If your looking for a lot of visual bang for your hiking buck, Stonewall Peak Trail in Cuyamaca Rancho State Park is the ticket. Stonewall Peak is a steep, two-mile out-and-back trail brings you to a stony outcrop that offers stunning 360-degree views of the expansive landscape.
- Trail type: Loop
- Difficulty: Moderate
- Length: 2 miles round trip
- Elevation gain and loss: 820 feet, -830 feet
- Trailhead Coordinates: 32.959654, -116.579116
- Location: Cuyamaca Rancho State Park
- Season: Year round, but can be hot in summer
Getting to Stonewall Peak Trail
Take I-8 about 35 miles east of San Diego. Take exit 40 and take CA-79 north for miles, until you see the Paso Picacho Campground on the left. The trailhead is just across CA-79 from the campground. You can park in the campground parking lot, but will need to pay a day use fee.
The hike, which begins at a trailhead just across Route 78 from Paso Picacho Campground, winds through a series of long switchbacks to the 5,700-foot summit. Moving at a moderate pace, it will take you about an hour to get to the top.
The trail is well-maintained and other than the elevation gain, it’s an easy hike. Shade is scarce. Bring sunblock, hats and plenty of water, especially during the summer months, when it can get brutally hot with the sun beating down on you.
At the summit, a set of stone stairs bring you to the rocky peak, which is protected by a handrail. The view from the top takes in much of surrounding Cuyamaca Rancho State Park, Cuyamaca Lake to the northwest and some of Anza Borrego Desert State Park to the northeast.

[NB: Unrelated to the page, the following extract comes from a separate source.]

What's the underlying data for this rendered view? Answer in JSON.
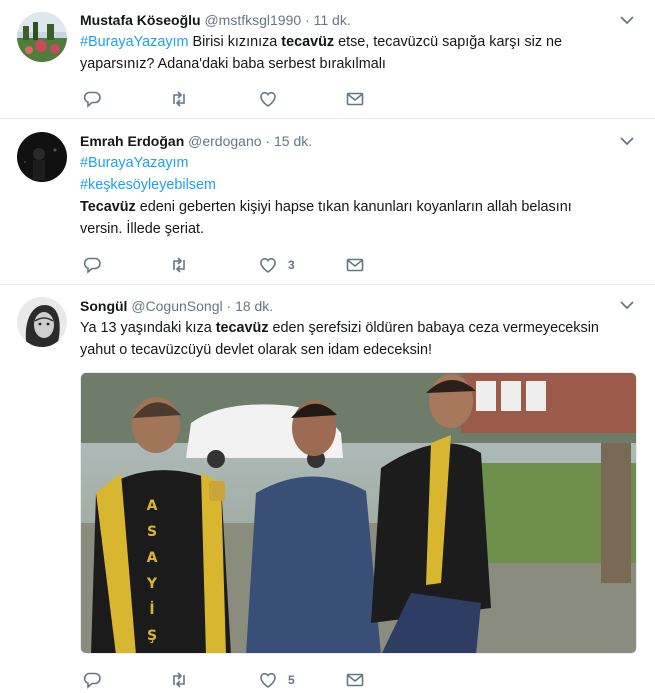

History of Stonewall Peak Trail
The Kumeyaay people had already been occupying the Cuyamaca area seasonally for generations when the Stonewall Mine, located between Stonewall Peak and Lake Cuyamaca, was flourishing in the late 1800s. The Kumeyaay name for the area was “Ah-ha’-Kwe-ah-mac’,” meaning “what the rain left behind” or “mist behind the clouds.” Their largest village in the area was located near the road that leads to the Stonewall Mine, just north of Stonewall Peak.
Stonewall Peak is a popular hiking destination today, located in the western part of the Peninsular Ranges Batholith, an exposed irregular igneous mass. The peak is formed from light-colored, bouldery outcrops of granite containing gray quartz and whitish feldspar. From the top of Stonewall Peak, you can see all three of Cuyamaca’s highest peaks, all of which are composed of a slightly different kind of rock.
Lake Cuyamaca, created by the second oldest dam built in California in 1888, is a beautiful part of the view from the top of Stonewall Peak, especially in the spring when patches of yellow goldfields wildflowers color the meadows.
The nearby Stonewall Mine was discovered in 1870 and was named the Stonewall Jackson Mine, but anti-Southern sentiments quickly abbreviated the name to the Stonewall Mine. During the ownership of Robert W. Waterman, who would become California governor, the Stonewall Mine produced over $1 million in gold and supported some 200 miners and their families who lived in Cuyamaca at the time.
The Stonewall Peak Trail intersects with its northeast spur heading to Los Caballos (or Los Vaqueros) Horse Camp, making it possible to make a longer loop by connecting to the Vern Whitaker Trail to the Cold Stream Trail to return to Paso Picacho’s parking area. Cuyamaca’s Green Valley Campground is also open during late spring and summer, with a grant procured to keep Green Valley’s 81 campsites operating this year.